July 19, 2011 by Irish Peloton
Green jersey points breakdown: Is the system actually geared towards Cavendish?
Stephen Roche wrote in an article yesterday that he thought it would be an interesting exercise to calculate who would be leading the green jersey competition if the intermediate sprints were ignored and the points were assigned on the stage finishes alone.
Well, Roche’s wish is my command. His comments were made in relation to Mark Cavendish, so does this year’s points classification suit the Manxman more than last year’s?
Currently the green jersey standings in this year’s Tour de France are as follows:
If we discount all the points scored in the intermediate sprints and use last year’s points system instead of this year’s, let’s see how that table changes. The big difference between the two systems, in terms of the points at the end of the stage, is that the points this year are more heavily weighted toward the winner. Whereas last year’s system distributed the points more evenly.
Clearly, if last year’s rules were still in place, with less emphasis placed on the stage winner, Cavendish would be under a lot more pressure for the green jersey than he actually is. So if Cavendish is still winning more stages than everyone else, he must be making the difference in the intermediate sprints.
In an interview recently, Christian Prud’homme actually admitted that they had Cavendish in mind when designing the new system and that “if Cavendish ends his career without ever winning it…we need to do something”.
Is winning 19 stages in the Tour de France not prize enough? As Roche also said in his recent article, “the points system has always meant the rider [that] finishes in the best place everyday…an indication of the best all rounder“.
The green jersey has never been a ‘who wins the most stages competition’. Sean Kelly managed to win it four times while only winning one stage. If Cavendish wanted to win the green jersey, he should have focused on winning it, not just on winning stages. He shouldn’t have needed the organisers to change the rules to accomodate him. Although it must be said that Cavendish didn’t ask Prud’homme to do this for him.
So has the huge amount of points available at the intermediate sprints helped Cavendish to win the green jersey?
Last year, Alessandro Petacchi won the green jersey, and of his points total at the end of the Tour, just 2.47% were scored in intermediate sprints (a meagre six points). Over the last ten years, the highest percentage of total points of the eventual green jersey winner which were scored in intermediate sprints was by Robbie McEwen in 2002 who racked up 10.71% of his tally in this manner (30 points).
To put that into perspective, this year Cavendish has scored 237 points at the stage finish and 92 in the intermediates. That’s a whopping 27.96% of his points which have been scored in the intermediate sprints.

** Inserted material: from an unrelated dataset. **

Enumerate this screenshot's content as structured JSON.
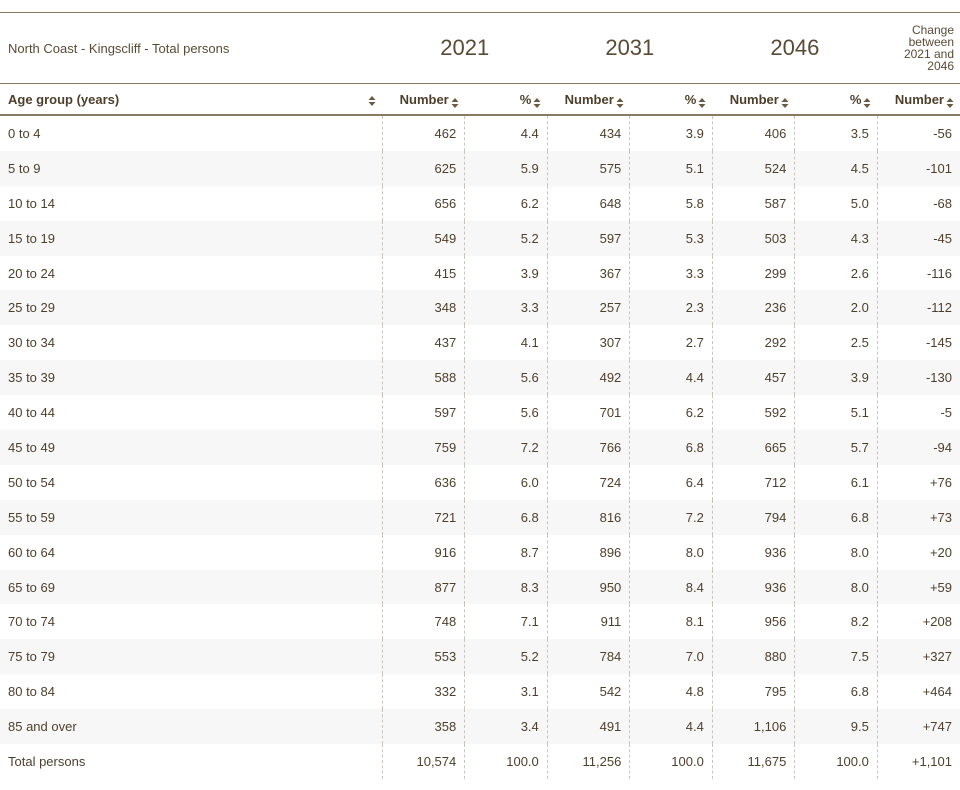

To throw even more numbers at you, the ratio of total points available to intermediate points available this year isn’t actually that much higher than in previous years. It is higher, but not by much, due to a proportionate increase in the stage finish points.
The highest percentage of total points available which were on offer in the intermediate sprints in the last ten years was 34.57% in 2009. In comparison, this year despite the 20 points on offer for the winner, the percentage of total points which are available at the intermediate sprints is quite similar at 38.18%.
Cavendish is winning the most stages as usual, but it is his performances in the intermediate sprints which are swinging things in his favour.
Cavendish lost the green jersey last year by 11 points and he lost it the year before by 10.
With no rider since 2002 scoring more than 10% of their green jersey points in the intermediate sprints it seems that if Cavendish had bothered competing for the six points which used to be on offer each time over the last few years, he would probably be aiming for his third green jersey in a row right now.
Prud’homme may have changed the rules, but it’s Cavendish’s attitude, prompted by the rule changes, which has paved the way to finally winning this competition, not the the rule changes themselves.
Jeremy - July 19, 2011 @ 5:11 pm
It’s worth noting that Cavendish would have won in 2009, had he not been relegated in stage 14. Seems like Cavendish could have done a few things differently the last few years and been in green. So long as he makes it over the Alps without getting caught holding on to any cars, he shouldn’t have any issues this year…hopefully.
Irish Peloton - July 19, 2011 @ 5:30 pm
True. But there were opportunities for him to go for intermediate sprints after his relegation, opportunities which he ignored. He would have won had he not been relegated, but equally, he would have also won had he gone for the bonus points.
Yeah he’ll win this year unless something goes wrong.
Damien - August 11, 2011 @ 1:47 pm
I think the Cav decision for the first 2 years probably was strategic and not, let’s say, out of laziness. Young and new to the tour he was all about wins and conserving energy. Hot spots are not seen as a big effort but the require energy and organisation to win and each one creates stress within a team.